Tableau is loved by data analysts for the ease with which it allows them to generate insights and gain clarity from rich and complex data sets. However up until now Tableau has fallen short when the data being analyzed contains personal information or is otherwise sensitive to the point of the analyst not being permitted to query it.
Aircloak Insights, our platform for analyzing sensitive data, allows organisations to make sensitive data sources available to internal and external analysts alike. It acts as a proxy that is installed between the analyst and the data being analyzed — and dynamically and automatically anonymizes the results of SQL queries as they are run. No Personally Identifiable Information (PII) ever leaves the Aircloak system, and one of it’s main strengths is that it *dynamically and automatically determines what is PII *in the context of a given query. This allows for a much more fine grained anonymization than what is commonly applied — yet by being truly anonymous, data analysed using Aircloak Insights fall outside the realm of privacy regulations such as the General Data Protection Regulation (GDPR).

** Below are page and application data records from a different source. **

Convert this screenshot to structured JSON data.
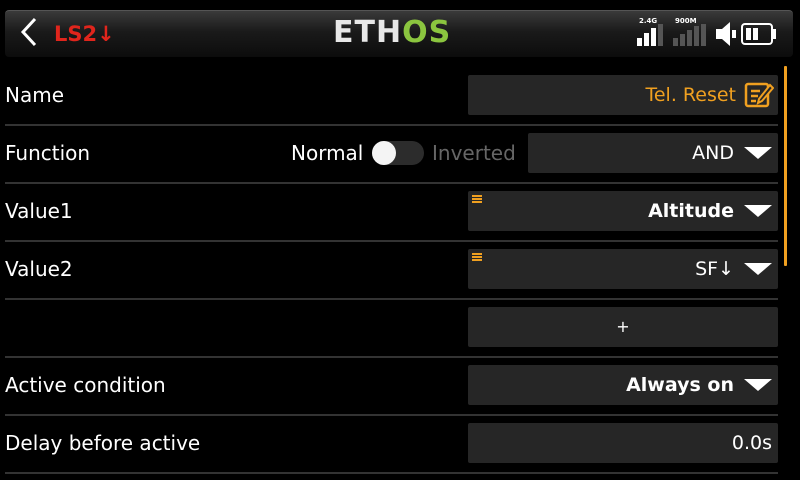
{
  "header": {
    "title": "LS2↓",
    "logo_part1": "ETH",
    "logo_part2": "OS",
    "rf_label_1": "2.4G",
    "rf_label_2": "900M"
  },
  "rows": {
    "name": {
      "label": "Name",
      "value": "Tel. Reset"
    },
    "function": {
      "label": "Function",
      "option_off": "Normal",
      "option_on": "Inverted",
      "toggle_state": "Normal",
      "value": "AND"
    },
    "value1": {
      "label": "Value1",
      "value": "Altitude"
    },
    "value2": {
      "label": "Value2",
      "value": "SF↓"
    },
    "add": {
      "label": "",
      "button": "+"
    },
    "active_condition": {
      "label": "Active condition",
      "value": "Always on"
    },
    "delay": {
      "label": "Delay before active",
      "value": "0.0s"
    }
  },
  "colors": {
    "accent": "#f0a020",
    "title_red": "#e0251c",
    "logo_green": "#8bc53f",
    "field_bg": "#262626"
  },
  "icons": [
    "back-arrow-icon",
    "signal-2-4g-icon",
    "signal-900m-icon",
    "speaker-icon",
    "battery-icon",
    "edit-icon",
    "source-list-icon",
    "dropdown-arrow-icon"
  ]
}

With Aircloak’s Tableau integration analysts can now connect their Tableau Desktop installation directly to their in-house Aircloak Insights deployment. This can be done in any Tableau installations that have the drivers for the Tableau Postgres integration installed as Aircloak Insights looks like a regular Postgres database to Tableau. Once configured analysts work with their Aircloak Insights data sources like they would with any other. The crucial difference however is that the results they get in Tableau are always safely anonymized, and that there is no risk of accidentally (or intentionally) exposing individuals, or breaking data protection and privacy laws.
Organisations can now liberally share data across business units and external partners without the risk of sensitive data being accidentally leaked or misplaced. The combination of Aircloak Insights and Tableau truly democratizes access to rich but sensitive (personal) data.

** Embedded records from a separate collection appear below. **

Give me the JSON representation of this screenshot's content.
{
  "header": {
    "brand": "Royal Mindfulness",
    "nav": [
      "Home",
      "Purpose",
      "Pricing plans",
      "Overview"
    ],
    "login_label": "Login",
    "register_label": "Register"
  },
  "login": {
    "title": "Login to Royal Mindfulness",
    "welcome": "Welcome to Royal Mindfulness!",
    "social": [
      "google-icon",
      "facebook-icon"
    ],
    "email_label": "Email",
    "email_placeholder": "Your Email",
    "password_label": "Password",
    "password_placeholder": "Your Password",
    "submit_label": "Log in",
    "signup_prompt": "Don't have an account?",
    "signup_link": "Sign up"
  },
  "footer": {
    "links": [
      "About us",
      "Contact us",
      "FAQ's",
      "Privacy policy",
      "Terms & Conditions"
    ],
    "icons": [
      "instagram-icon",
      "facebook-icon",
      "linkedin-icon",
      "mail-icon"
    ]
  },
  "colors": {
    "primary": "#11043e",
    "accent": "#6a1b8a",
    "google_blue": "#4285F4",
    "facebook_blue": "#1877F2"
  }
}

Let’s take the NYC Taxi database released to the public in 2014 as an example. It was thought to be anonymous and safe when released, but the protections applied where famously undone within a very short period of the release. Had the data been shared using Aircloak Insights instead one could have generated most of the useful insights that have surfaced, yet would never have been able to expose neither the individual taxi drivers nor the customers they served.
The advantage of the Aircloak Insights platform is that it always safely anonymizes data with near zero configuration. And furthermore it does so irrespective of the type of data that is analyzed or the particular use case. This makes it possible to generate anything from simple visualizations to multi-page stories, bringing to life the stories hiding in your data.
Please feel free to reach out if you have questions about Aircloak Insights, our integration with Tableau, or just want to talk about technology, analytics and anonymization. You can reach us on twitter at @aircloak, or me personally under @probst. If you prefer email you can reach us at firstname.lastname@example.org.